→ TO DO
Among the entries below, find the lines that hold the word "Centro" and report them.

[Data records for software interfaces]
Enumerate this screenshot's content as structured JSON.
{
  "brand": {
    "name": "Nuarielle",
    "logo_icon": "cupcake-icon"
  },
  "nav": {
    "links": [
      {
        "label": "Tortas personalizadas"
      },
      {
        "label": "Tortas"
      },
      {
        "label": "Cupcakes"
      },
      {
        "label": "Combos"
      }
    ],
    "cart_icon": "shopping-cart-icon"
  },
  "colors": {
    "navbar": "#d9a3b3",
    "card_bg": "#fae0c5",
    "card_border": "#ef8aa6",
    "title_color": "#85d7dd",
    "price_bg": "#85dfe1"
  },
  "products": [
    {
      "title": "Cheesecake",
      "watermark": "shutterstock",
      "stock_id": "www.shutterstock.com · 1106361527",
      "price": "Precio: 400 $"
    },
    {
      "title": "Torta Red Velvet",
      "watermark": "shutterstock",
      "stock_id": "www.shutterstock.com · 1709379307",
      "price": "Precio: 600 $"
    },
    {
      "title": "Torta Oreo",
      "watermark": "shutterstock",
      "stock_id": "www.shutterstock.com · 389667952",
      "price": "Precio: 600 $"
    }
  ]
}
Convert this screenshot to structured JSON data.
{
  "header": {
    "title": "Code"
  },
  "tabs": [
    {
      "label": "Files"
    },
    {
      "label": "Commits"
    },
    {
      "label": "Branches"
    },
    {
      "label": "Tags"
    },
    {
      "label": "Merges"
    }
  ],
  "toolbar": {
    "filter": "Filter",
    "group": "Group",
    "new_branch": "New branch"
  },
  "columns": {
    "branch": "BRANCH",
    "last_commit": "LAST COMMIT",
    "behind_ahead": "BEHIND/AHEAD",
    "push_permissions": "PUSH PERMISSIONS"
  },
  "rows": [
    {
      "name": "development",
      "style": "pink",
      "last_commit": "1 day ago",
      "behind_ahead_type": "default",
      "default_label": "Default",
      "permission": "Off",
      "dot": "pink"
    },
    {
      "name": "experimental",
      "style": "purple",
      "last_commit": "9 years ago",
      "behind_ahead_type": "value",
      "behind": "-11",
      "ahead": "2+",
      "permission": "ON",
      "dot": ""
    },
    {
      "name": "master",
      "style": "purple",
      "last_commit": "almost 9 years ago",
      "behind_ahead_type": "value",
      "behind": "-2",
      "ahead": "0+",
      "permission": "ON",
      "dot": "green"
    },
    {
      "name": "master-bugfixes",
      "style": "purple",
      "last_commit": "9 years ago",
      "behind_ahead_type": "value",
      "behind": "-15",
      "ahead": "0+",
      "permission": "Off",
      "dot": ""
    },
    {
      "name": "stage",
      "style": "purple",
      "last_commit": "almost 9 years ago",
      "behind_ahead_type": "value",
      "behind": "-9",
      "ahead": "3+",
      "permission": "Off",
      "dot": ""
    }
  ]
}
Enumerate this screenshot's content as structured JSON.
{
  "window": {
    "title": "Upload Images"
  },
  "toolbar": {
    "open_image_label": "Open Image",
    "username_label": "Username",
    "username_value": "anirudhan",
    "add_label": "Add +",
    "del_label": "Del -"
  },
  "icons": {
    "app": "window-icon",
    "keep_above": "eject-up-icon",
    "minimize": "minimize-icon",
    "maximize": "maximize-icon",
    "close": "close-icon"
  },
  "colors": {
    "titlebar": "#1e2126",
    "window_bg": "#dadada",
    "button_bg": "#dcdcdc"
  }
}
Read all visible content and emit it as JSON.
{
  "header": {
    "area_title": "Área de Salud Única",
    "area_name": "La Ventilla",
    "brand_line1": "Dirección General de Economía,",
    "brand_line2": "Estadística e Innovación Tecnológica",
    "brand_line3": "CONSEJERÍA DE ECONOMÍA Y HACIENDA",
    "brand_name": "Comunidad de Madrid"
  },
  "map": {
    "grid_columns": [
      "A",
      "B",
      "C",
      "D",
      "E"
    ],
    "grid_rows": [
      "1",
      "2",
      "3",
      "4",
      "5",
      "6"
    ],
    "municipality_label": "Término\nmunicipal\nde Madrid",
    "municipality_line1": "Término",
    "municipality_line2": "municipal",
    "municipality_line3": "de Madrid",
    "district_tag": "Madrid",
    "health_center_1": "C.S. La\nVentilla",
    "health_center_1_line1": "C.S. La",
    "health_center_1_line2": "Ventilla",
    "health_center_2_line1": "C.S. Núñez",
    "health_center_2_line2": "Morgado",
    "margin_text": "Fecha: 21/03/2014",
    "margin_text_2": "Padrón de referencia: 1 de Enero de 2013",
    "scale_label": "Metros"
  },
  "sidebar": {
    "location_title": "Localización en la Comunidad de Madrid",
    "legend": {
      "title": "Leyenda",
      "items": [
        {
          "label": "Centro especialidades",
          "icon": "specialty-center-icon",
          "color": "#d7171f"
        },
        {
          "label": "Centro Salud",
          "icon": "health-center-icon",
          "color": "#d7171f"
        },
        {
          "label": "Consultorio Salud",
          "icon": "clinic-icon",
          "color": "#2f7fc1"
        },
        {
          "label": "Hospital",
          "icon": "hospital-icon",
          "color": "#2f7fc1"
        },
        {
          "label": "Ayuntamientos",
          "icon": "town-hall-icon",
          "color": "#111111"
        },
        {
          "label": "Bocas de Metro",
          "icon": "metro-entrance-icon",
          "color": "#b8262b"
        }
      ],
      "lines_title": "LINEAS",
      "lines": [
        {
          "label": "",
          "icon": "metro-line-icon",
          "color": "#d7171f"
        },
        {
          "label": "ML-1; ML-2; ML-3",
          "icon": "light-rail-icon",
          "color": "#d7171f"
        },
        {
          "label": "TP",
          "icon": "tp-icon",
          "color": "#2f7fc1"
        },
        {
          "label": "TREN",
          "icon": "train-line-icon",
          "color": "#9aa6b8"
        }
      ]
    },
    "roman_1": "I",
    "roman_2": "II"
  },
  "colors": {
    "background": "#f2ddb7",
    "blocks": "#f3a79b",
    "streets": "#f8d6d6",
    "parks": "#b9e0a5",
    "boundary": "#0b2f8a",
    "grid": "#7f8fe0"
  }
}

→ RESPONSE BELOW
          "label": "Centro especialidades",
          "label": "Centro Salud",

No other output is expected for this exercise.